One of the key themes of the book I’m just beginning to work on — provisionally titled Christian Humanism and Total War — is that the renewal of Christian humanism during World War II owes less to the war itself than to a crucial development that (inevitably) accompanied the war: a dramatically accelerating transformation of the Western democracies into militarized technocracies.
I recently discovered a 1944 essay by T. S. Eliot called “The Responsibility of the Man of Letters in the Cultural Restoration of Europe” that addresses this transformation and provides a very concise summary of the Christian humanist response to this social transformation. This passage in particular is key:
I have suggested that the cultural health of Europe, including the cultural health of its component parts, is incompatible with extreme forms of both nationalism and internationalism.

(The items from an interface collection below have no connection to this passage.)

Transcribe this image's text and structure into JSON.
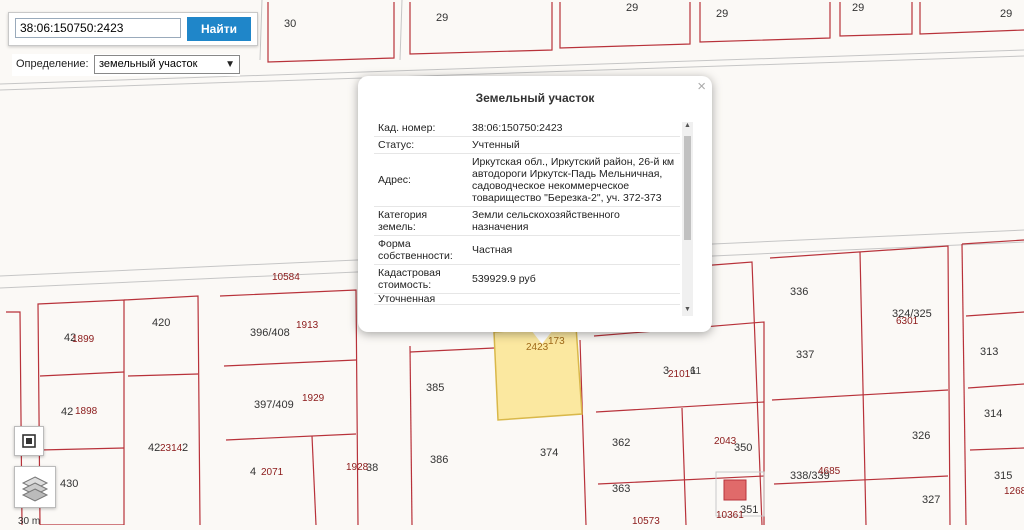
{
  "search": {
    "value": "38:06:150750:2423",
    "button_label": "Найти"
  },
  "definition": {
    "label": "Определение:",
    "selected": "земельный участок"
  },
  "popup": {
    "title": "Земельный участок",
    "close_symbol": "×",
    "rows": [
      {
        "key": "Кад. номер:",
        "value": "38:06:150750:2423"
      },
      {
        "key": "Статус:",
        "value": "Учтенный"
      },
      {
        "key": "Адрес:",
        "value": "Иркутская обл., Иркутский район, 26-й км автодороги Иркутск-Падь Мельничная, садоводческое некоммерческое товарищество \"Березка-2\", уч. 372-373"
      },
      {
        "key": "Категория земель:",
        "value": "Земли сельскохозяйственного назначения"
      },
      {
        "key": "Форма собственности:",
        "value": "Частная"
      },
      {
        "key": "Кадастровая стоимость:",
        "value": "539929.9 руб"
      },
      {
        "key": "Уточненная",
        "value": ""
      }
    ]
  },
  "map": {
    "parcel_labels": [
      "30",
      "29",
      "29",
      "29",
      "29",
      "29",
      "420",
      "396/408",
      "385",
      "397/409",
      "386",
      "374",
      "430",
      "336",
      "337",
      "324/325",
      "313",
      "314",
      "326",
      "327",
      "315",
      "338/339",
      "362",
      "350",
      "363",
      "351",
      "3",
      "1",
      "4",
      "38",
      "42",
      "42",
      "42",
      "2"
    ],
    "cadastral_numbers": [
      "10584",
      "1899",
      "1898",
      "2314",
      "1913",
      "1929",
      "2071",
      "1928",
      "2101",
      "2043",
      "4685",
      "6301",
      "10573",
      "10361",
      "1268",
      "2423",
      "173",
      "61"
    ],
    "scale_label": "30 m"
  },
  "controls": {
    "frame_icon": "frame-select-icon",
    "layers_icon": "layers-icon"
  },
  "colors": {
    "parcel_border": "#b8323a",
    "road_line": "#c4c4c4",
    "selected_fill": "#fbe8a0",
    "selected_stroke": "#d9b84a",
    "button_blue": "#1f86c9",
    "building_fill": "#e06a6a"
  }
}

But the cause of that disease, which destroys the very soil in which culture has its roots, is not so much extreme ideas, and the fanaticism which they stimulate, as the relentless pressure of modern industrialism, setting the problems which the extreme ideas attempt to solve. Not least of the effects of industrialism is that we become mechanized in mind, and consequently attempt to provide solutions in terms of engineering, for problems which are essentially problems of life.
A good word not only for that hour but for our own.
The essay is available various places online, often under somewhat different titles (it was reprinted by several periodicals in the year following its first publication): one version may be found here.